+++ GIVEN INFORMATION +++

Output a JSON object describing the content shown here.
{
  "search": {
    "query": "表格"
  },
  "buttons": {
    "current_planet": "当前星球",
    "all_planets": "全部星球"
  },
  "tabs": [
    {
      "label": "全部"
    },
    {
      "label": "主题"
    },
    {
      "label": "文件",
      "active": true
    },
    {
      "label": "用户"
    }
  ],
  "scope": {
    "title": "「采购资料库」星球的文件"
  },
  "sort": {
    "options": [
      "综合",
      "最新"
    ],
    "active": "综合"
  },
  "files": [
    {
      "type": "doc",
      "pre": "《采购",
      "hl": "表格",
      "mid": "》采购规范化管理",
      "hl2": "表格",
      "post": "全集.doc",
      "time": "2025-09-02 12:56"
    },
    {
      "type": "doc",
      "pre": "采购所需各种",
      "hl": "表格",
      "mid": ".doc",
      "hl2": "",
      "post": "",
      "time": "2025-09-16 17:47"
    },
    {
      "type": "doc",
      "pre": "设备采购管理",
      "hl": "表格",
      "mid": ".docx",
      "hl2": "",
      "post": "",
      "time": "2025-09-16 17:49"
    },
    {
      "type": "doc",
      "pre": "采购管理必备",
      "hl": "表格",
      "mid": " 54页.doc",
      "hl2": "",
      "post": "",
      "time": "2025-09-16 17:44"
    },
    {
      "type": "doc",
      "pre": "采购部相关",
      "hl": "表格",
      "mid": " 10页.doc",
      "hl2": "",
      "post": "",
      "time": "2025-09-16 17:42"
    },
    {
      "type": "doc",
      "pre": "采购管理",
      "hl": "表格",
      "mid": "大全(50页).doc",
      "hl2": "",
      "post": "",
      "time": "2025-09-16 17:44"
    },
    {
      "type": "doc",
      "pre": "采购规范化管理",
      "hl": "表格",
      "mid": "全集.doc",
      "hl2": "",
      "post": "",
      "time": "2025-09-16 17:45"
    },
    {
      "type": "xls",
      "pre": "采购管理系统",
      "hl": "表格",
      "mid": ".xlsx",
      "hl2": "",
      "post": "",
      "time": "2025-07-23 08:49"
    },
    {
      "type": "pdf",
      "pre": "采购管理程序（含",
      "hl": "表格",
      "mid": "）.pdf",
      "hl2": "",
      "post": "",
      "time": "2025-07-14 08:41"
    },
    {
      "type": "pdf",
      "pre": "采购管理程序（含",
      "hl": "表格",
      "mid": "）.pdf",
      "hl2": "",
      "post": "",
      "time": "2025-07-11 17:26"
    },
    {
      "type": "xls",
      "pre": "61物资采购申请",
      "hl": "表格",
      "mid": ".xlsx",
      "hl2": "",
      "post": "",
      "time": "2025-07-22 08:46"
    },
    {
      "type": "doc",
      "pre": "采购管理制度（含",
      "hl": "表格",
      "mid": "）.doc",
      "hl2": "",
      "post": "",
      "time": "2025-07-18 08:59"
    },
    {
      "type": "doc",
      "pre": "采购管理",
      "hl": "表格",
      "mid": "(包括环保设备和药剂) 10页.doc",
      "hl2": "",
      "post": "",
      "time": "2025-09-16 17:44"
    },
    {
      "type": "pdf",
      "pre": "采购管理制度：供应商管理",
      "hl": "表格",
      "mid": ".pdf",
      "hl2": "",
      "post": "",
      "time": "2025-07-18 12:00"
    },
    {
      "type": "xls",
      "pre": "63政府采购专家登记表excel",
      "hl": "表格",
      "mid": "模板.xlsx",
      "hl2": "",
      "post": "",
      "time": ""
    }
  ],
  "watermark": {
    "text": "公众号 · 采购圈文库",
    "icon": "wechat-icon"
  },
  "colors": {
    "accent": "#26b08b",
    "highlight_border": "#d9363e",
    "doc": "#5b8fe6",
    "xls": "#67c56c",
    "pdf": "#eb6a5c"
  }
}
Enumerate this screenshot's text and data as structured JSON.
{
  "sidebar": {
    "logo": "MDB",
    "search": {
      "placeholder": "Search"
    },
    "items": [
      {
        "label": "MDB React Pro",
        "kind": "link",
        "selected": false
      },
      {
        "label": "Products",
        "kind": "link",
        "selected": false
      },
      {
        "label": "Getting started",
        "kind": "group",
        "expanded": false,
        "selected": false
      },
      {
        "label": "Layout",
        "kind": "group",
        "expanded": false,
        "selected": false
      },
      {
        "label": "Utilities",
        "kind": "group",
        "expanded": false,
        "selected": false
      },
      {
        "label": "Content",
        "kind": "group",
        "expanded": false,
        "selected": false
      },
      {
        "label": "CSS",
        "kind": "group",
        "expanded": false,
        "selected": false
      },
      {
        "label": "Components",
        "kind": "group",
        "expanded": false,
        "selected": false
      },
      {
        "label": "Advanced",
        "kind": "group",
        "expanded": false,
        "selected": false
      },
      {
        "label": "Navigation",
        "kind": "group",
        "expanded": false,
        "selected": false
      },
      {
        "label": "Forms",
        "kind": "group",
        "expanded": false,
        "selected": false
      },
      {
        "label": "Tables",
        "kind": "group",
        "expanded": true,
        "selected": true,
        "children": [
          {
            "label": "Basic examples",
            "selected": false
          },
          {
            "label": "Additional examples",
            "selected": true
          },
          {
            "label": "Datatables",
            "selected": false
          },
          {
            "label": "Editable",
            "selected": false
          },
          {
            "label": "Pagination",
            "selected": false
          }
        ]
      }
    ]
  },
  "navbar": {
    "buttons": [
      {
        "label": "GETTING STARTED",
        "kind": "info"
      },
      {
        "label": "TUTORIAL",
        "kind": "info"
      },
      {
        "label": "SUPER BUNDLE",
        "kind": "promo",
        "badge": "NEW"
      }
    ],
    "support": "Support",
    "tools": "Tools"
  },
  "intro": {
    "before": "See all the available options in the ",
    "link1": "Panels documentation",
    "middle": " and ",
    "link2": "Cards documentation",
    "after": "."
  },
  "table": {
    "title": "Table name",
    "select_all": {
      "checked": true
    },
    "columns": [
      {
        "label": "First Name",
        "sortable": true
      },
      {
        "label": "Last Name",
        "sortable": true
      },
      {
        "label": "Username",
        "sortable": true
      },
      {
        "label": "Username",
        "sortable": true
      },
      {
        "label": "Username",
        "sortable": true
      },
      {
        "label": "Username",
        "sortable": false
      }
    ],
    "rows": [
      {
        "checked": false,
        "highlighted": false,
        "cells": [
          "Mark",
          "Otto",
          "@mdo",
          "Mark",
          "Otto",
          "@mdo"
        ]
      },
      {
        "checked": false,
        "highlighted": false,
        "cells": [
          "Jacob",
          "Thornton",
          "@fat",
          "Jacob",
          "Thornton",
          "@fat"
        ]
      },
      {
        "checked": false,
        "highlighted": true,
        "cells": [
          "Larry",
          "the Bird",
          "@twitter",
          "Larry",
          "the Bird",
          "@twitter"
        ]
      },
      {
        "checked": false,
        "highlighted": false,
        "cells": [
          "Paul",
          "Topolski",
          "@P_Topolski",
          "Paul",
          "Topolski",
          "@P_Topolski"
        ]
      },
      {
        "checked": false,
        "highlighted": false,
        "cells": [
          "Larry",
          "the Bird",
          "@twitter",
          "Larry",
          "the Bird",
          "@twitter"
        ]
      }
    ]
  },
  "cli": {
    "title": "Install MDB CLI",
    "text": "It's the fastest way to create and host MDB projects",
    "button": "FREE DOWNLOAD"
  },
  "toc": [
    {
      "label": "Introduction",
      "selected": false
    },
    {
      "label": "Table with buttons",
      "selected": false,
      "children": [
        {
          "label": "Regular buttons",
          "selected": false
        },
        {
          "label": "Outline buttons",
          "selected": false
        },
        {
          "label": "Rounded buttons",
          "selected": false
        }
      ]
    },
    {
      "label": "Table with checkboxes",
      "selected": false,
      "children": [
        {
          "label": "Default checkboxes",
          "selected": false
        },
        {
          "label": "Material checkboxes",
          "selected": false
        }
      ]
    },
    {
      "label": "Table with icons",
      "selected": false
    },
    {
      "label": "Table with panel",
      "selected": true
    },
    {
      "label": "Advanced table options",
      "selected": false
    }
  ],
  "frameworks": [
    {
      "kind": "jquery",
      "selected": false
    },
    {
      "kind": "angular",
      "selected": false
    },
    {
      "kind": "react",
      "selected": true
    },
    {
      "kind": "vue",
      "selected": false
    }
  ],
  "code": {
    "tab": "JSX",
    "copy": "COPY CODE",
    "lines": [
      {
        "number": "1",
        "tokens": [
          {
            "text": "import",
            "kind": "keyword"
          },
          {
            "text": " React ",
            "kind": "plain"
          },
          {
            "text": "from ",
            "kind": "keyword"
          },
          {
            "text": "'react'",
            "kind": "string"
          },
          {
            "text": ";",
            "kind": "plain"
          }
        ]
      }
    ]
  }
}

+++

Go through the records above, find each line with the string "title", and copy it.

REPLY TO THE EXERCISE
    "title": "「采购资料库」星球的文件"
    "title": "Table name",
    "title": "Install MDB CLI",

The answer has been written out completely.